It was a windy, but bright, April 1 this year. I was on a trail at Ryerson Woods with a group of volunteers. Most of our heads were focused downward, inspecting the minutiae of a bloodroot bloom. Then, someone shouted, “EAGLES!” I truly thought the next thing shouted would be “APRIL FOOLS’!” but when we snapped our heads skyward, we saw two ivory-headed eagles swooping back and forth above the trees. No joke!

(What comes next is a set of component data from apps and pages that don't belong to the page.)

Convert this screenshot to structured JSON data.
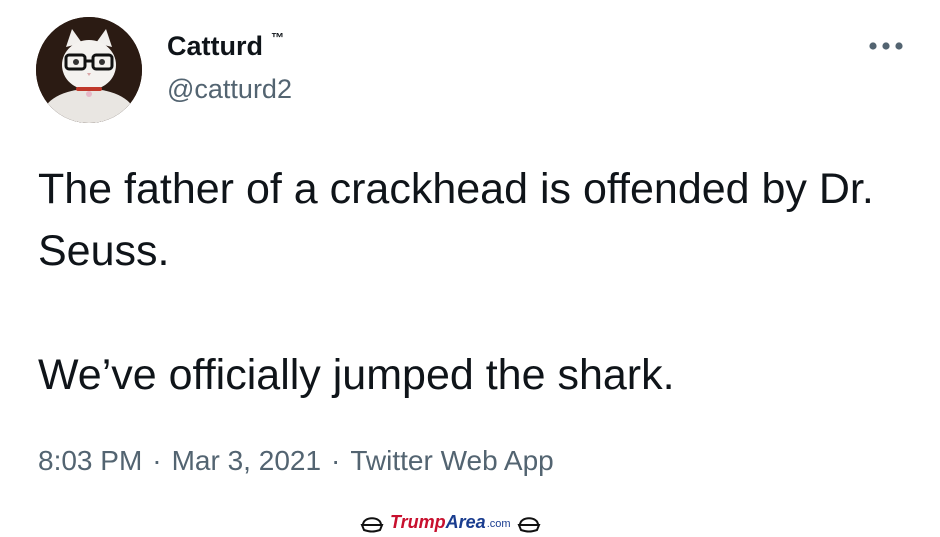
{
  "tweet": {
    "author": {
      "display_name": "Catturd",
      "trademark": "™",
      "handle": "@catturd2",
      "avatar": "white-cat-with-glasses"
    },
    "more_icon": "more-horizontal-icon",
    "text": [
      "The father of a crackhead is offended by Dr. Seuss.",
      "We’ve officially jumped the shark."
    ],
    "time": "8:03 PM",
    "separator": "·",
    "date": "Mar 3, 2021",
    "source": "Twitter Web App"
  },
  "watermark": {
    "brand_red": "Trump",
    "brand_blue": "Area",
    "suffix": ".com",
    "icon": "hat-icon"
  },
  "colors": {
    "text_primary": "#0f1419",
    "text_secondary": "#536471",
    "watermark_red": "#c8102e",
    "watermark_blue": "#1a3d8f"
  }
}
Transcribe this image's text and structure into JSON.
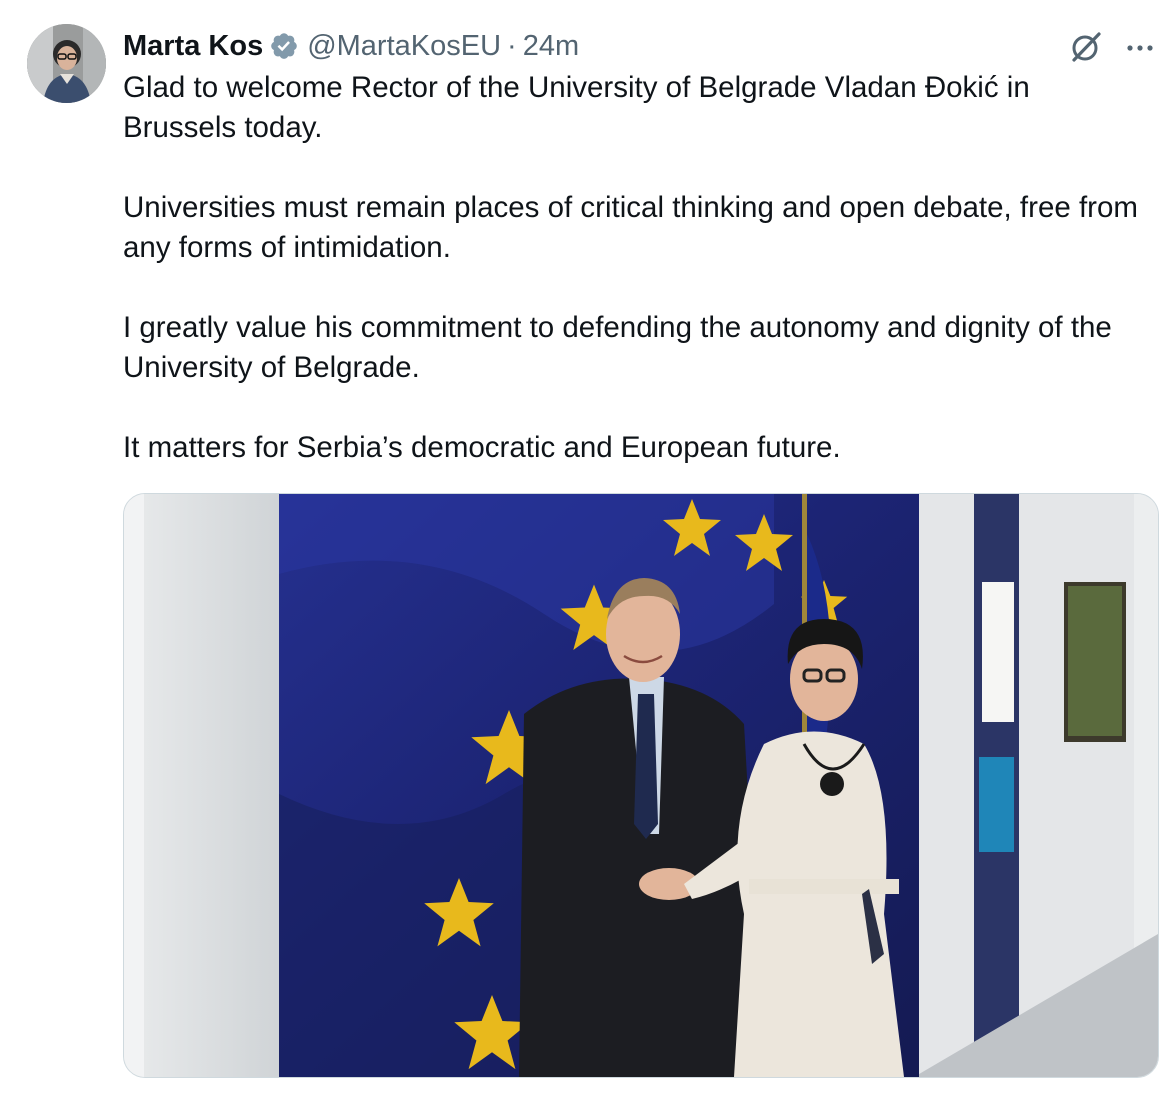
{
  "author": {
    "display_name": "Marta Kos",
    "handle": "@MartaKosEU",
    "separator": "·",
    "timestamp": "24m",
    "verified": true
  },
  "icons": {
    "verified": "verified-badge-icon",
    "grok": "grok-icon",
    "more": "more-options-icon"
  },
  "tweet": {
    "paragraphs": [
      "Glad to welcome Rector of the University of Belgrade Vladan Đokić in Brussels today.",
      "Universities must remain places of critical thinking and open debate, free from any forms of intimidation.",
      "I greatly value his commitment to defending the autonomy and dignity of the University of Belgrade.",
      "It matters for Serbia’s democratic and European future."
    ]
  },
  "colors": {
    "text": "#0f1419",
    "secondary": "#536471",
    "verified_badge": "#829aab",
    "eu_blue": "#1f2a8c",
    "eu_star": "#e8b91c"
  }
}
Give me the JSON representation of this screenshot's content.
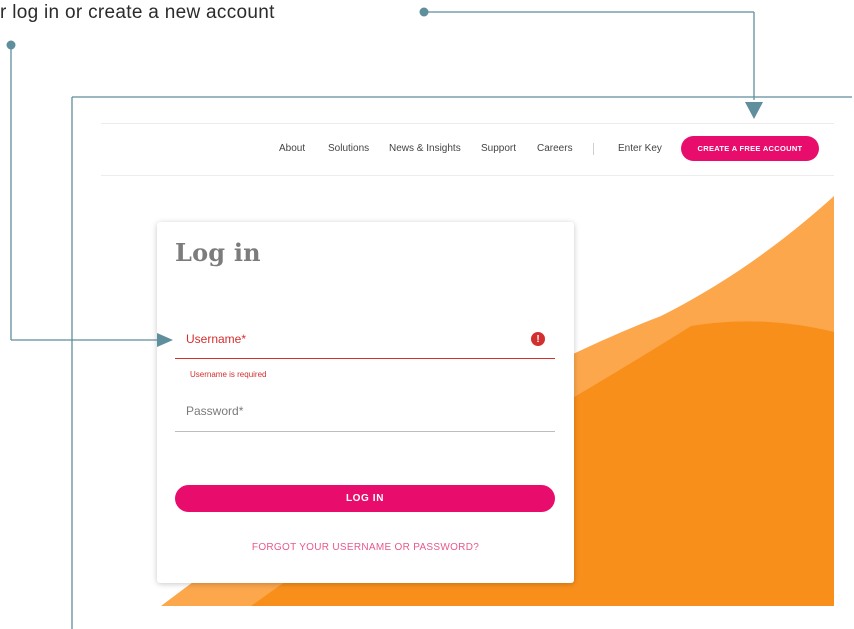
{
  "annotation": {
    "caption": "r log in or create a new account",
    "line_color": "#5f8e9c"
  },
  "nav": {
    "items": [
      "About",
      "Solutions",
      "News & Insights",
      "Support",
      "Careers"
    ],
    "enter_key": "Enter Key",
    "cta_label": "CREATE A FREE ACCOUNT"
  },
  "login": {
    "title": "Log in",
    "username_label": "Username*",
    "username_error": "Username is required",
    "password_label": "Password*",
    "button_label": "LOG IN",
    "forgot_link": "FORGOT YOUR USERNAME OR PASSWORD?"
  },
  "colors": {
    "brand_pink": "#e80d6c",
    "error_red": "#d32f2f",
    "hero_orange_light": "#fca74c",
    "hero_orange": "#f98f1b"
  },
  "icons": {
    "error": "exclamation-circle-icon"
  }
}
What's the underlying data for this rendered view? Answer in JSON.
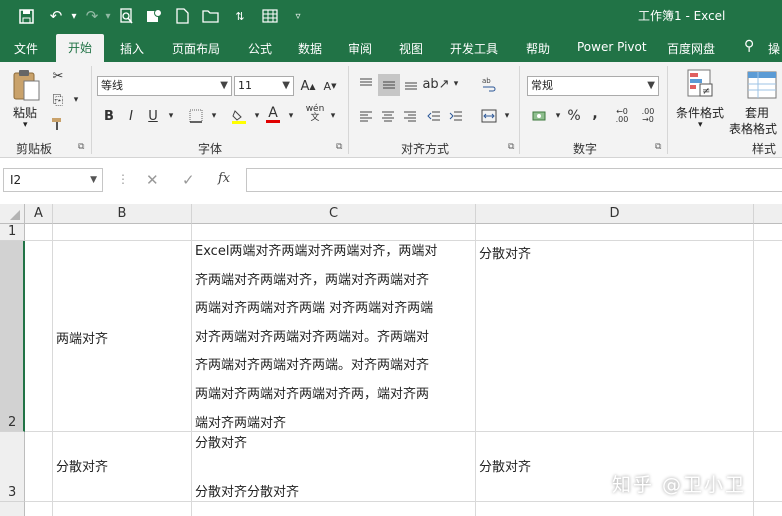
{
  "app": {
    "title": "工作簿1 - Excel",
    "accent": "#217346"
  },
  "quick_access": [
    "save-icon",
    "undo-icon",
    "redo-icon",
    "print-preview-icon",
    "save-as-icon",
    "new-file-icon",
    "open-folder-icon",
    "sort-icon",
    "table-icon",
    "customize-icon"
  ],
  "tabs": [
    {
      "label": "文件"
    },
    {
      "label": "开始"
    },
    {
      "label": "插入"
    },
    {
      "label": "页面布局"
    },
    {
      "label": "公式"
    },
    {
      "label": "数据"
    },
    {
      "label": "审阅"
    },
    {
      "label": "视图"
    },
    {
      "label": "开发工具"
    },
    {
      "label": "帮助"
    },
    {
      "label": "Power Pivot"
    },
    {
      "label": "百度网盘"
    },
    {
      "label": "操"
    }
  ],
  "ribbon": {
    "clipboard": {
      "paste_label": "粘贴",
      "group_label": "剪贴板"
    },
    "font": {
      "font_name": "等线",
      "font_size": "11",
      "bold": "B",
      "italic": "I",
      "underline": "U",
      "font_color_letter": "A",
      "grow": "A",
      "shrink": "A",
      "phonetic": "wén",
      "group_label": "字体"
    },
    "alignment": {
      "group_label": "对齐方式"
    },
    "number": {
      "format": "常规",
      "percent": "%",
      "comma": ",",
      "group_label": "数字"
    },
    "styles": {
      "conditional_label": "条件格式",
      "table_label_1": "套用",
      "table_label_2": "表格格式",
      "group_label": "样式"
    }
  },
  "formula_bar": {
    "name_box": "I2",
    "cancel": "✕",
    "enter": "✓",
    "fx": "fx",
    "value": ""
  },
  "grid": {
    "columns": [
      "A",
      "B",
      "C",
      "D"
    ],
    "rows": [
      "1",
      "2",
      "3"
    ],
    "cells": {
      "B2": "两端对齐",
      "C2": [
        "Excel两端对齐两端对齐两端对齐，两端对",
        "齐两端对齐两端对齐，两端对齐两端对齐",
        "两端对齐两端对齐两端 对齐两端对齐两端",
        "对齐两端对齐两端对齐两端对。齐两端对",
        "齐两端对齐两端对齐两端。对齐两端对齐",
        "两端对齐两端对齐两端对齐两，端对齐两",
        "端对齐两端对齐"
      ],
      "D2": "分散对齐",
      "B3": "分散对齐",
      "C3_top": "分散对齐",
      "C3_bottom": "分散对齐分散对齐",
      "D3": "分散对齐"
    }
  },
  "watermark": "知乎 @卫小卫"
}
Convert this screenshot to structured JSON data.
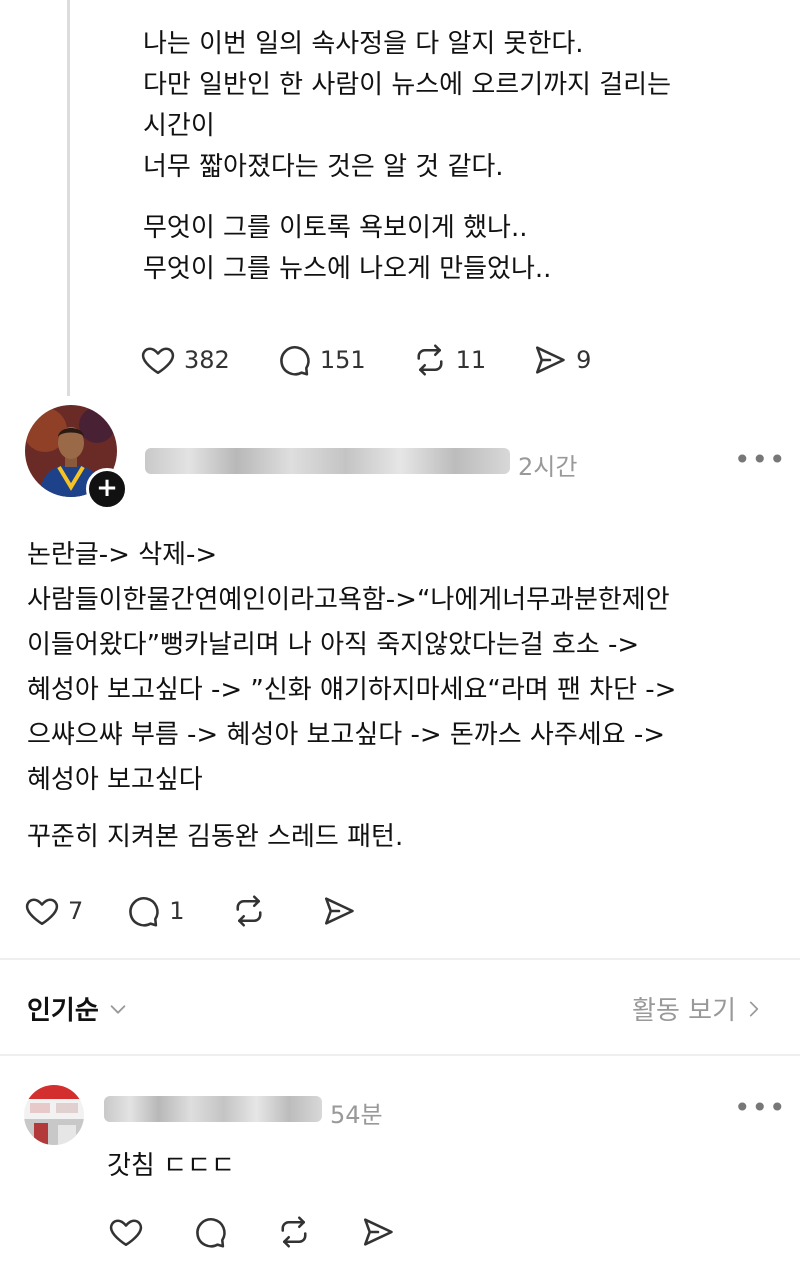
{
  "post1": {
    "lines_a": [
      "나는 이번 일의 속사정을 다 알지 못한다.",
      "다만 일반인 한 사람이 뉴스에 오르기까지 걸리는",
      "시간이",
      "너무 짧아졌다는 것은 알 것 같다."
    ],
    "lines_b": [
      "무엇이 그를 이토록 욕보이게 했나..",
      "무엇이 그를 뉴스에 나오게 만들었나.."
    ],
    "likes": "382",
    "comments": "151",
    "reposts": "11",
    "shares": "9"
  },
  "post2": {
    "time": "2시간",
    "lines_a": [
      "논란글-> 삭제->",
      "사람들이한물간연예인이라고욕함->“나에게너무과분한제안",
      "이들어왔다”뻥카날리며 나 아직 죽지않았다는걸 호소 ->",
      "혜성아 보고싶다 -> ”신화 얘기하지마세요“라며 팬 차단 ->",
      "으쌰으쌰 부름 -> 혜성아 보고싶다 -> 돈까스 사주세요 ->",
      "혜성아 보고싶다"
    ],
    "lines_b": [
      "꾸준히 지켜본 김동완 스레드 패턴."
    ],
    "likes": "7",
    "comments": "1"
  },
  "sort_bar": {
    "sort_label": "인기순",
    "activity_label": "활동 보기"
  },
  "reply": {
    "time": "54분",
    "text": "갓침 ㄷㄷㄷ"
  },
  "more_label": "•••",
  "icons": [
    "heart-icon",
    "comment-icon",
    "repost-icon",
    "send-icon",
    "plus-icon",
    "chevron-down-icon",
    "chevron-right-icon",
    "more-icon"
  ]
}
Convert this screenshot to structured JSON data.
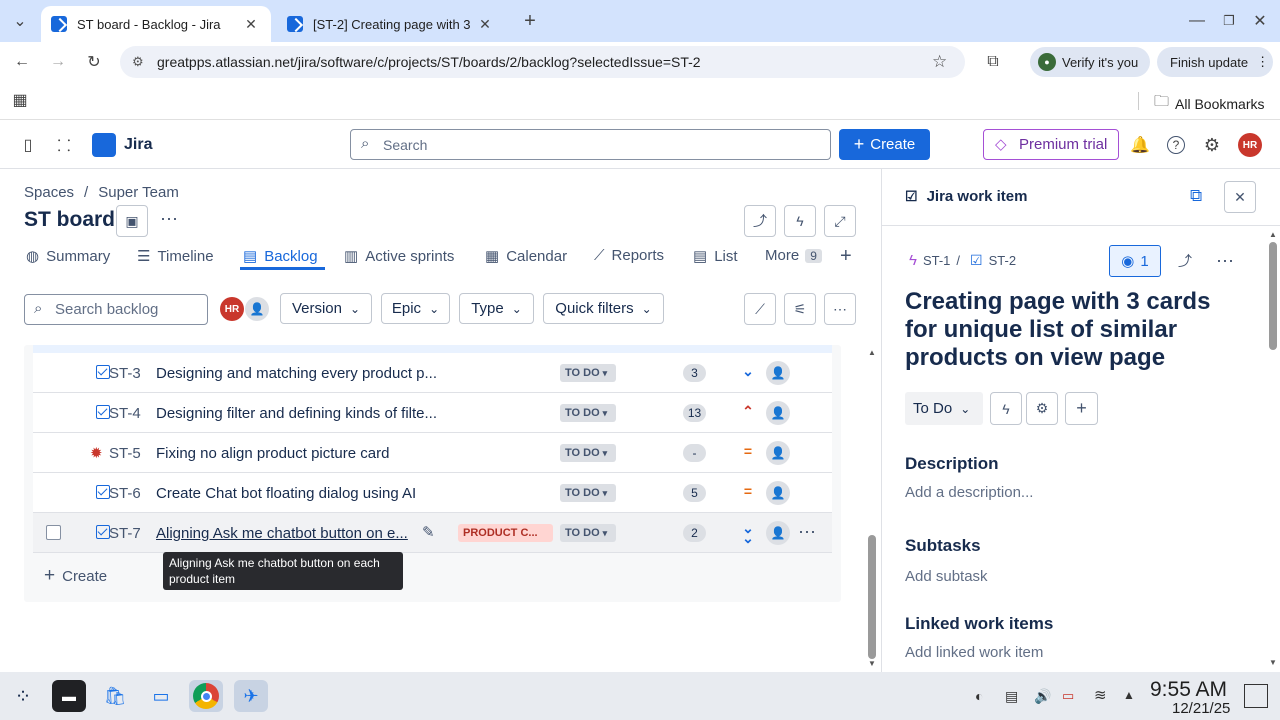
{
  "browser": {
    "tabs": [
      {
        "title": "ST board - Backlog - Jira",
        "active": true
      },
      {
        "title": "[ST-2] Creating page with 3",
        "active": false
      }
    ],
    "url": "greatpps.atlassian.net/jira/software/c/projects/ST/boards/2/backlog?selectedIssue=ST-2",
    "verify_label": "Verify it's you",
    "finish_update_label": "Finish update",
    "all_bookmarks_label": "All Bookmarks"
  },
  "jira": {
    "product_name": "Jira",
    "search_placeholder": "Search",
    "create_label": "Create",
    "premium_label": "Premium trial",
    "user_initials": "HR"
  },
  "board": {
    "breadcrumb": [
      "Spaces",
      "/",
      "Super Team"
    ],
    "title": "ST board",
    "tabs": [
      {
        "label": "Summary",
        "icon": "globe-icon"
      },
      {
        "label": "Timeline",
        "icon": "timeline-icon"
      },
      {
        "label": "Backlog",
        "icon": "backlog-icon",
        "active": true
      },
      {
        "label": "Active sprints",
        "icon": "board-icon"
      },
      {
        "label": "Calendar",
        "icon": "calendar-icon"
      },
      {
        "label": "Reports",
        "icon": "chart-icon"
      },
      {
        "label": "List",
        "icon": "list-icon"
      },
      {
        "label": "More",
        "badge": "9"
      }
    ],
    "search_backlog_placeholder": "Search backlog",
    "filters": [
      "Version",
      "Epic",
      "Type",
      "Quick filters"
    ],
    "issues": [
      {
        "key": "ST-3",
        "summary": "Designing and matching every product p...",
        "status": "TO DO",
        "estimate": "3",
        "priority": "low",
        "type": "task"
      },
      {
        "key": "ST-4",
        "summary": "Designing filter and defining kinds of filte...",
        "status": "TO DO",
        "estimate": "13",
        "priority": "highest",
        "type": "task"
      },
      {
        "key": "ST-5",
        "summary": "Fixing no align product picture card",
        "status": "TO DO",
        "estimate": "-",
        "priority": "medium",
        "type": "bug"
      },
      {
        "key": "ST-6",
        "summary": "Create Chat bot floating dialog using AI",
        "status": "TO DO",
        "estimate": "5",
        "priority": "medium",
        "type": "task"
      },
      {
        "key": "ST-7",
        "summary": "Aligning Ask me chatbot button on e...",
        "status": "TO DO",
        "estimate": "2",
        "priority": "lowest",
        "type": "task",
        "epic": "PRODUCT C..."
      }
    ],
    "create_row_label": "Create",
    "tooltip": "Aligning Ask me chatbot button on each product item"
  },
  "panel": {
    "header": "Jira work item",
    "parent_key": "ST-1",
    "separator": "/",
    "issue_key": "ST-2",
    "watch_count": "1",
    "title": "Creating page with 3 cards for unique list of similar products on view page",
    "status": "To Do",
    "description_heading": "Description",
    "description_placeholder": "Add a description...",
    "subtasks_heading": "Subtasks",
    "subtasks_placeholder": "Add subtask",
    "linked_heading": "Linked work items",
    "linked_placeholder": "Add linked work item"
  },
  "taskbar": {
    "time": "9:55 AM",
    "date": "12/21/25"
  },
  "colors": {
    "brand_blue": "#1868db",
    "priority_orange": "#e56910",
    "priority_red": "#c9372c",
    "epic_bg": "#ffd5d2"
  }
}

I’ve spent the past few weeks scooping nets into the pond at Captain Daniel Wright Woods with 4th – 7th grade students, studying what is lurking along the mucky bottom during a Pond Study program. Before the group spreads out along the shoreline, I show the students examples of animals that make their home in the pond. By far, the item that elicits the biggest reaction is a snapping turtle shell that is the size of a dinner plate. Hands shoot up in the air, and everyone has a story about an encounter with this hulking reptile—from witnessing a female digging a nest in a backyard garden to being stopped in a traffic jam caused by a turtle crossing the road. Continue reading →